https://doi.org/10.1016/j.radonc.2006.08.014

[5]   Chino, J.P. and Marks, L.B. (2008) Prone Positioning Causes the Heart to Be Displaced Anteriorly within the Thorax: Implications for Breast Cancer Treatment. International Journal of Radiation Oncology ∙ Biology ∙ Physics, 70, 916-920.

[6]   Griem, K.L., Fetherston, P., Kuznetsova, M., Foster, G.S., Shott, S. and Chu, J. (2003) Three-Dimensional Photon Dosimetry: A Comparison of Treatment of the Intact Breast in the Supine and Prone Position. International Journal of Radiation Oncology ∙ Biology ∙ Physics, 57, 891-899.

[7]   Stegman, L.D., Beal, K.P., Hunt, M.A., Fornier, M.N. and McCormick, B. (2007) Long-Term Clinical Outcomes of Whole-Breast Irradiation Delivered in the Prone Position. International Journal of Radiation Oncology ∙ Biology ∙ Physics, 68, 73-81.

[8]   Ramella, S. EdyIppolito, L.T., Ippolito, E., Fiore, M., Cellini, F., Stimato, G., Gaudino, D., Greco, C., Ramponi, S. and Cammilluzzi, E., Cesarini, C., Piermattei, A., Cesario, A. and D'Angelillo, R.M. (2012) Whole-Breast Irradiation: A Subgroup Analysis of Criteria to Stratify for Prone Position Treatment. Medical Dosimetry, 37, 186-191.
https://doi.org/10.1016/j.meddos.2011.06.010

[9]   Huppert, N., Jozsef, G., DeWyngaert, K., Formenti, S.C. (2011) The Role of a Prone Setup in Breast Radiation Therapy. Frontiers in Oncology, 1, 31.
https://doi.org/10.3389/fonc.2011.00031

[10]   Goodmn, K.A., Hong, L., Wagman, R., Hunt, et al. (2004) Dosimetric Analysis of a Simplified Intensity Modulation Technique for Prone Breast Radiotherapy. Interna-tional Journal of Radiation Oncology ∙ Biology ∙ Physics, 60, 95-102.

[11]   Veldeman, L., De Gersem, W., Speleers, B., et al. (2012) Alternated Prone and Supine Whole-Breast Irradiation Using IMRT: Setup Precision, Respiratory Movement and Treatment Time. International Journal of Radiation Oncology ∙ Biology ∙ Physics, 82, 2055-2064.

[12]   Kirby, A.M., Philips, M.E., Heyler, S.J., Donovan, E.M., Convery, H.M. and Yarnold, J.R. (2011) A Randomised Trial of Supine versus Prone Breast Radiotherapy (SuPr Study): Comparing Set-Up Errors and Respiratory Motion. Radiotherapy & Oncology, 100, 221-226.
https://doi.org/10.1016/j.radonc.2010.11.005

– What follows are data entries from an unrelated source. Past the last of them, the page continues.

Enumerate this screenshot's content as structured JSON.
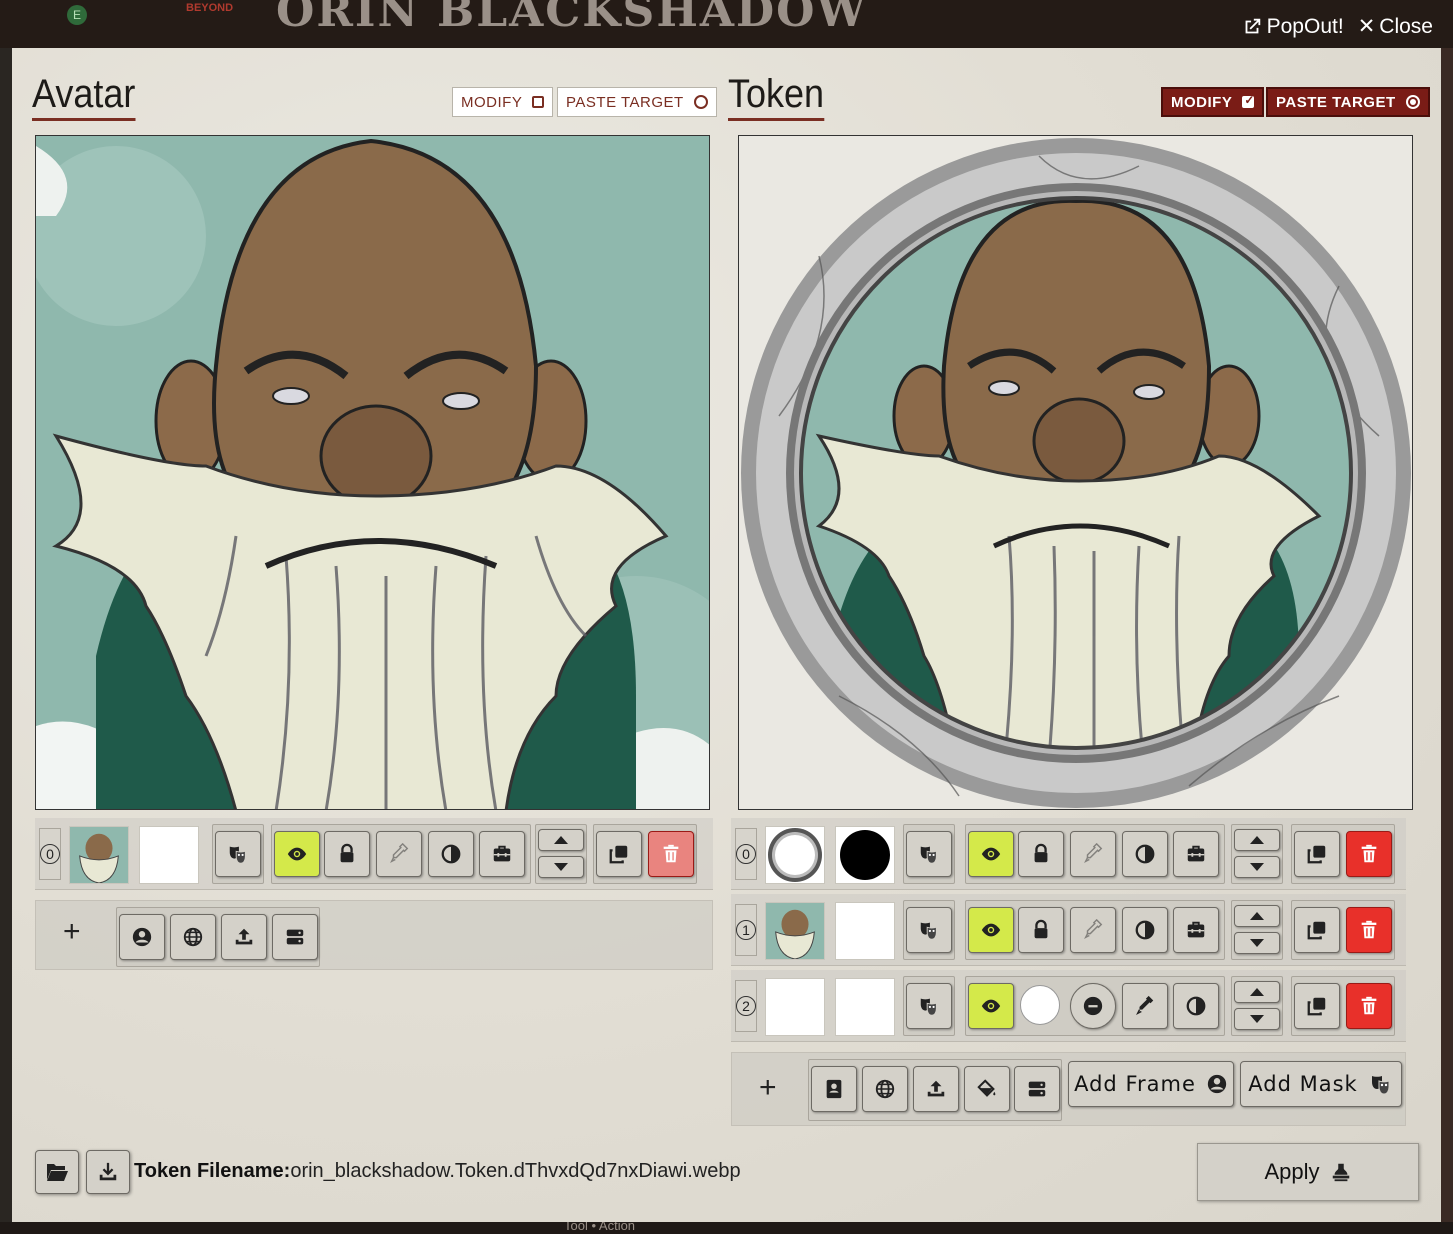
{
  "window": {
    "title": "ORIN BLACKSHADOW",
    "brand": "BEYOND",
    "badge": "E",
    "popout_label": "PopOut!",
    "close_label": "Close",
    "bottom_hint": "Tool • Action"
  },
  "avatar": {
    "title": "Avatar",
    "modify_label": "MODIFY",
    "paste_target_label": "PASTE TARGET",
    "modify_checked": false,
    "paste_target_selected": false,
    "layers": [
      {
        "index": "0",
        "has_image": true,
        "mask_thumb": "blank",
        "visible_active": true,
        "delete_disabled": true
      }
    ]
  },
  "token": {
    "title": "Token",
    "modify_label": "MODIFY",
    "paste_target_label": "PASTE TARGET",
    "modify_checked": true,
    "paste_target_selected": true,
    "layers": [
      {
        "index": "0",
        "thumb": "frame-ring",
        "mask_thumb": "black-circle"
      },
      {
        "index": "1",
        "thumb": "portrait",
        "mask_thumb": "blank"
      },
      {
        "index": "2",
        "thumb": "blank",
        "mask_thumb": "blank",
        "fill_color": "#ffffff"
      }
    ],
    "add_frame_label": "Add Frame",
    "add_mask_label": "Add Mask"
  },
  "footer": {
    "filename_label": "Token Filename:",
    "filename_value": "orin_blackshadow.Token.dThvxdQd7nxDiawi.webp",
    "apply_label": "Apply"
  },
  "colors": {
    "accent": "#7a1c16",
    "highlight": "#d4e94a",
    "danger": "#e8302a"
  }
}
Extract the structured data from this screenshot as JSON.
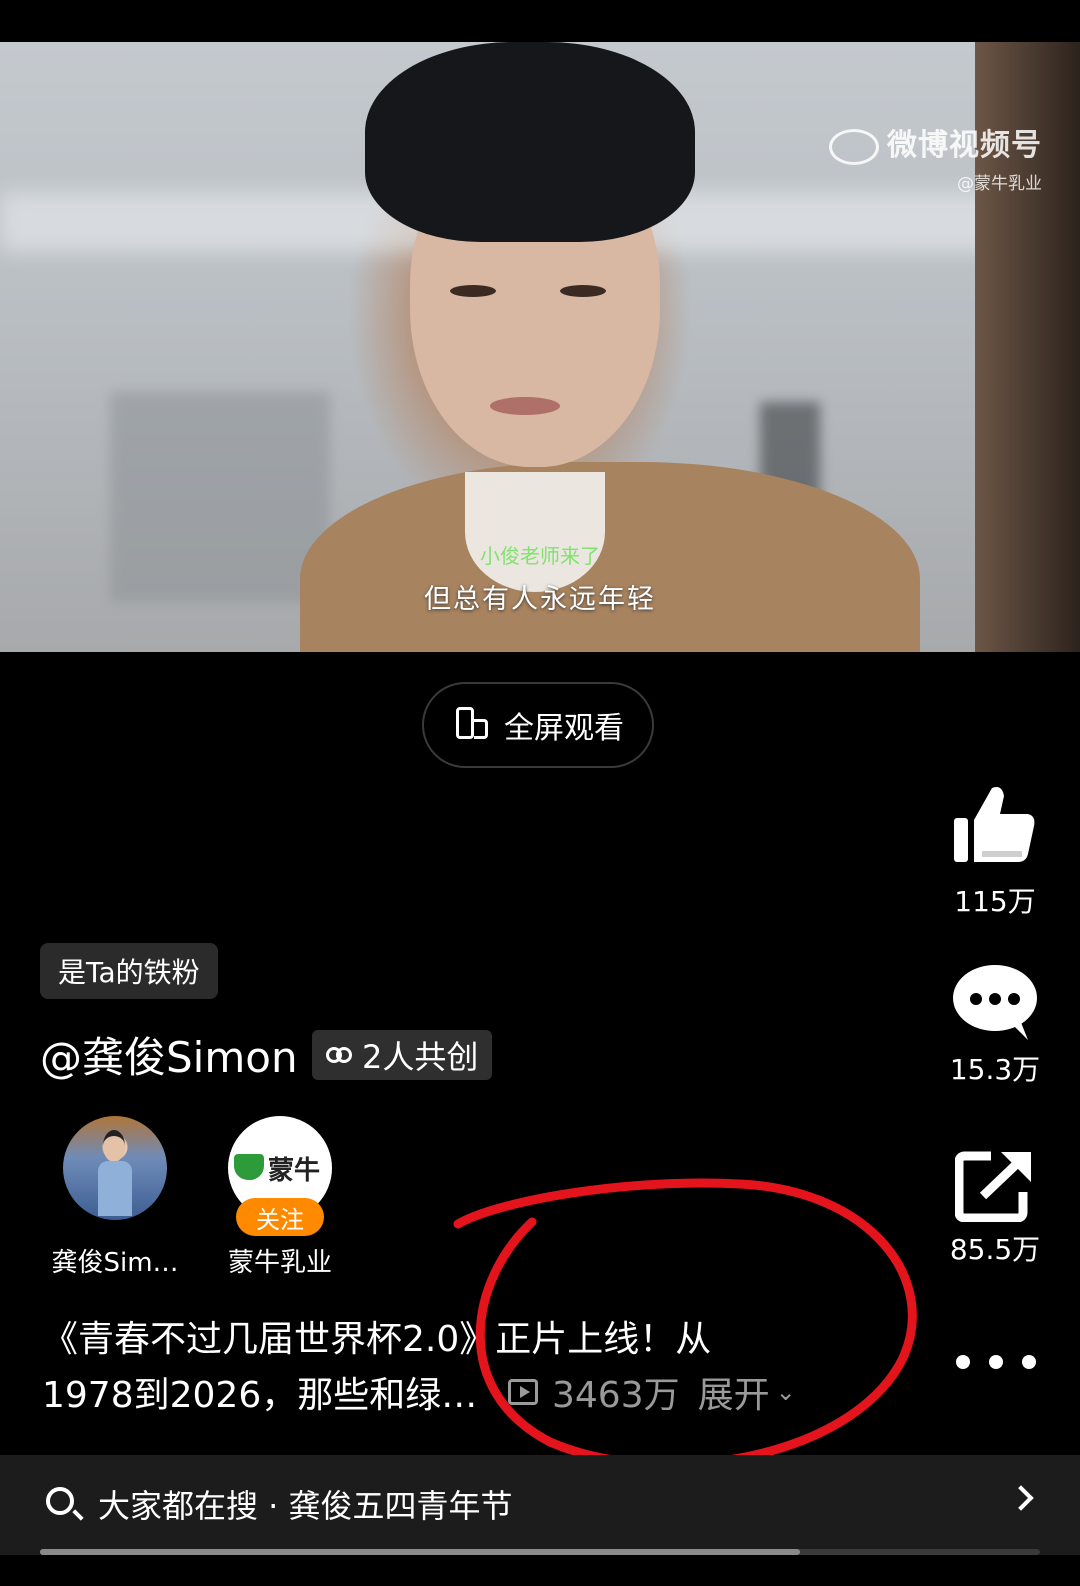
{
  "watermark": {
    "title": "微博视频号",
    "account": "@蒙牛乳业"
  },
  "subtitles": {
    "line1": "小俊老师来了",
    "line2": "但总有人永远年轻"
  },
  "fullscreen_label": "全屏观看",
  "actions": {
    "like_count": "115万",
    "comment_count": "15.3万",
    "share_count": "85.5万"
  },
  "fan_tag": "是Ta的铁粉",
  "author": "@龚俊Simon",
  "cocreate_label": "2人共创",
  "creators": [
    {
      "name": "龚俊Sim…"
    },
    {
      "name": "蒙牛乳业",
      "brand": "蒙牛",
      "follow_label": "关注"
    }
  ],
  "description": {
    "line1": "《青春不过几届世界杯2.0》正片上线！从",
    "line2": "1978到2026，那些和绿…",
    "views": "3463万",
    "expand": "展开"
  },
  "search": {
    "text": "大家都在搜 · 龚俊五四青年节"
  },
  "playback_progress": 0.76,
  "colors": {
    "follow": "#ff8a00",
    "annotation": "#e3141b",
    "subtitle_green": "#7fe36d"
  }
}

[13]   Olch, A.J., Greig, L., Li, H., Mihaylov, I. and Morgan, A. (2014) Dosimetric Effects Caused by Couch Tops and Immobilization Devices: Report of AAPM Task Group 176. Medical Physics, 41, Article No. 061501.
https://doi.org/10.1118/1.4876299

 
 
Top